*Task requirements*.
Copy out each line below in which the string "days" appears.

Dataset rows for apps and sites:
· · · · · · ·

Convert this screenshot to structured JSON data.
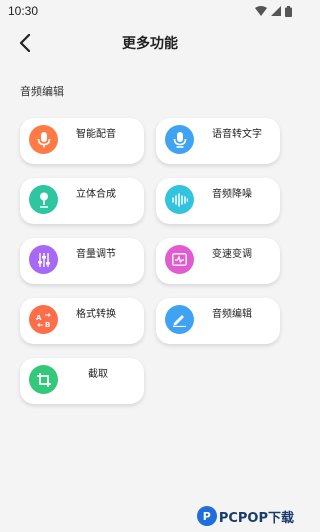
{
  "status_bar": {
    "time": "10:30"
  },
  "header": {
    "title": "更多功能",
    "back_icon": "chevron-left-icon"
  },
  "section": {
    "title": "音频编辑"
  },
  "features": [
    {
      "label": "智能配音",
      "icon": "microphone-icon",
      "color": "#FF7A45"
    },
    {
      "label": "语音转文字",
      "icon": "microphone-icon",
      "color": "#3FA3F2"
    },
    {
      "label": "立体合成",
      "icon": "microphone-stand-icon",
      "color": "#2DC6A0"
    },
    {
      "label": "音频降噪",
      "icon": "waveform-icon",
      "color": "#33C3DE"
    },
    {
      "label": "音量调节",
      "icon": "sliders-icon",
      "color": "#A768F5"
    },
    {
      "label": "变速变调",
      "icon": "pulse-monitor-icon",
      "color": "#E25BD0"
    },
    {
      "label": "格式转换",
      "icon": "a-to-b-icon",
      "color": "#FF6E4A"
    },
    {
      "label": "音频编辑",
      "icon": "pencil-icon",
      "color": "#3FA3F2"
    },
    {
      "label": "截取",
      "icon": "crop-icon",
      "color": "#33C97A"
    }
  ],
  "watermark": {
    "text": "PCPOP下载"
  }
}
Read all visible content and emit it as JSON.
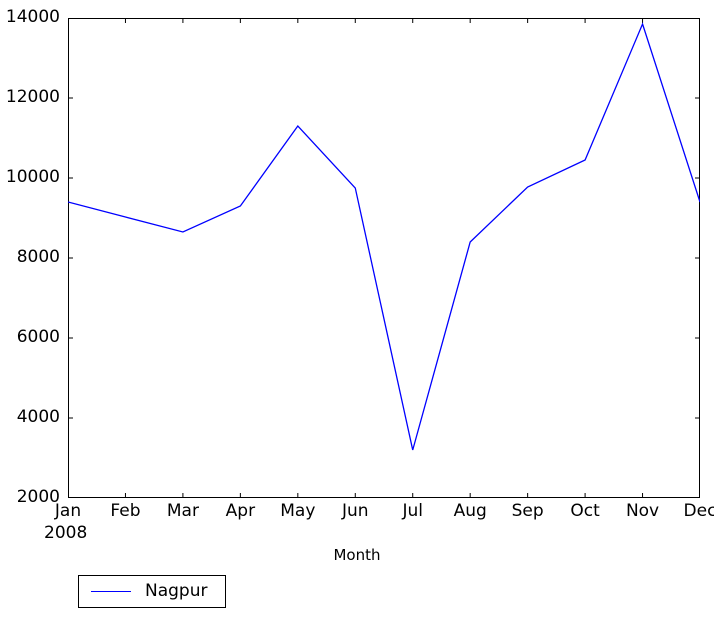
{
  "figure": {
    "background": "#ffffff"
  },
  "chart_data": {
    "type": "line",
    "title": "",
    "xlabel": "Month",
    "ylabel": "",
    "x_offset_label": "2008",
    "categories": [
      "Jan",
      "Feb",
      "Mar",
      "Apr",
      "May",
      "Jun",
      "Jul",
      "Aug",
      "Sep",
      "Oct",
      "Nov",
      "Dec"
    ],
    "series": [
      {
        "name": "Nagpur",
        "color": "#0000ff",
        "values": [
          9400,
          9025,
          8650,
          9300,
          11300,
          9750,
          3200,
          8400,
          9775,
          10450,
          13850,
          9400
        ]
      }
    ],
    "ylim": [
      2000,
      14000
    ],
    "yticks": [
      2000,
      4000,
      6000,
      8000,
      10000,
      12000,
      14000
    ],
    "ytick_labels": [
      "2000",
      "4000",
      "6000",
      "8000",
      "10000",
      "12000",
      "14000"
    ],
    "xticks": [
      0,
      1,
      2,
      3,
      4,
      5,
      6,
      7,
      8,
      9,
      10,
      11
    ],
    "grid": false,
    "legend": {
      "position": "below-left",
      "entries": [
        {
          "label": "Nagpur",
          "color": "#0000ff"
        }
      ]
    }
  }
}
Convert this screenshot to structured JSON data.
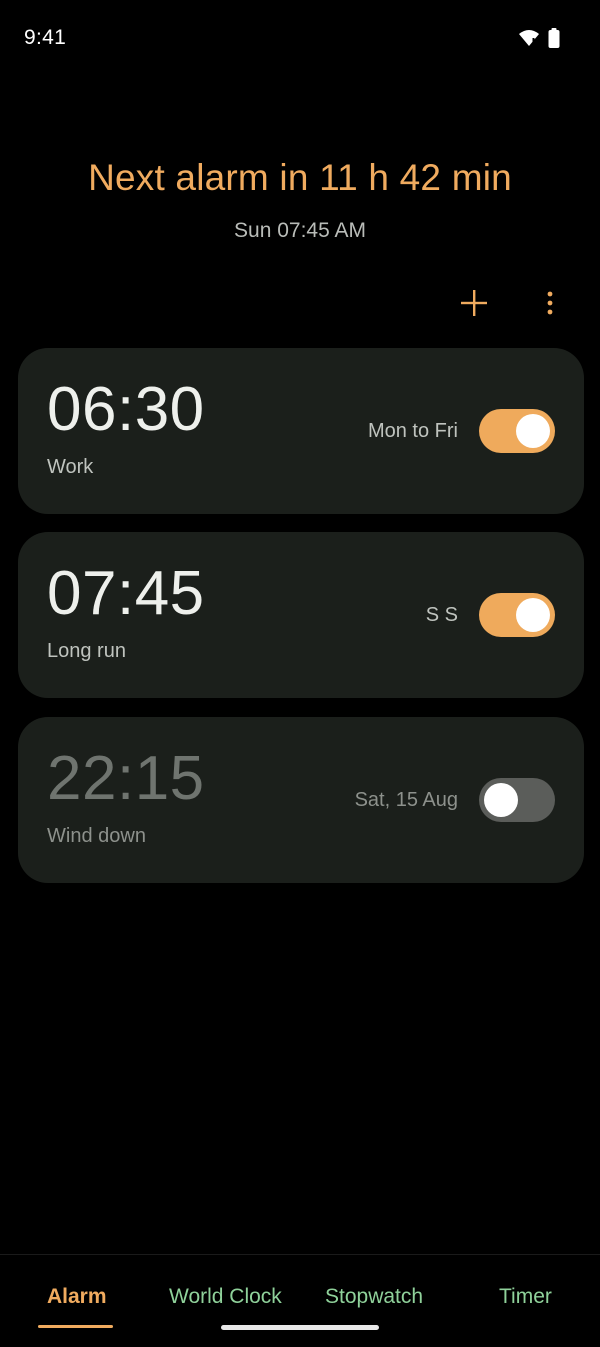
{
  "status_bar": {
    "time": "9:41",
    "icons": [
      "wifi-icon",
      "battery-icon"
    ]
  },
  "header": {
    "next_alarm": "Next alarm in 11 h 42 min",
    "next_alarm_time": "Sun 07:45 AM"
  },
  "toolbar": {
    "add_icon": "plus-icon",
    "more_icon": "more-vertical-icon"
  },
  "alarms": [
    {
      "time": "06:30",
      "label": "Work",
      "days": "Mon to Fri",
      "enabled": true
    },
    {
      "time": "07:45",
      "label": "Long run",
      "days": "S S",
      "enabled": true
    },
    {
      "time": "22:15",
      "label": "Wind down",
      "days": "Sat, 15 Aug",
      "enabled": false
    }
  ],
  "bottom_nav": {
    "tabs": [
      {
        "label": "Alarm",
        "active": true
      },
      {
        "label": "World Clock",
        "active": false
      },
      {
        "label": "Stopwatch",
        "active": false
      },
      {
        "label": "Timer",
        "active": false
      }
    ]
  },
  "colors": {
    "accent": "#f0ab5f",
    "tab_inactive": "#8fd19a",
    "card_background": "#1b1f1b",
    "toggle_off": "#5b5d5a"
  }
}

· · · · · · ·

*Completed task*.
      "days": "Mon to Fri",
      "days": "S S",
      "days": "Sat, 15 Aug",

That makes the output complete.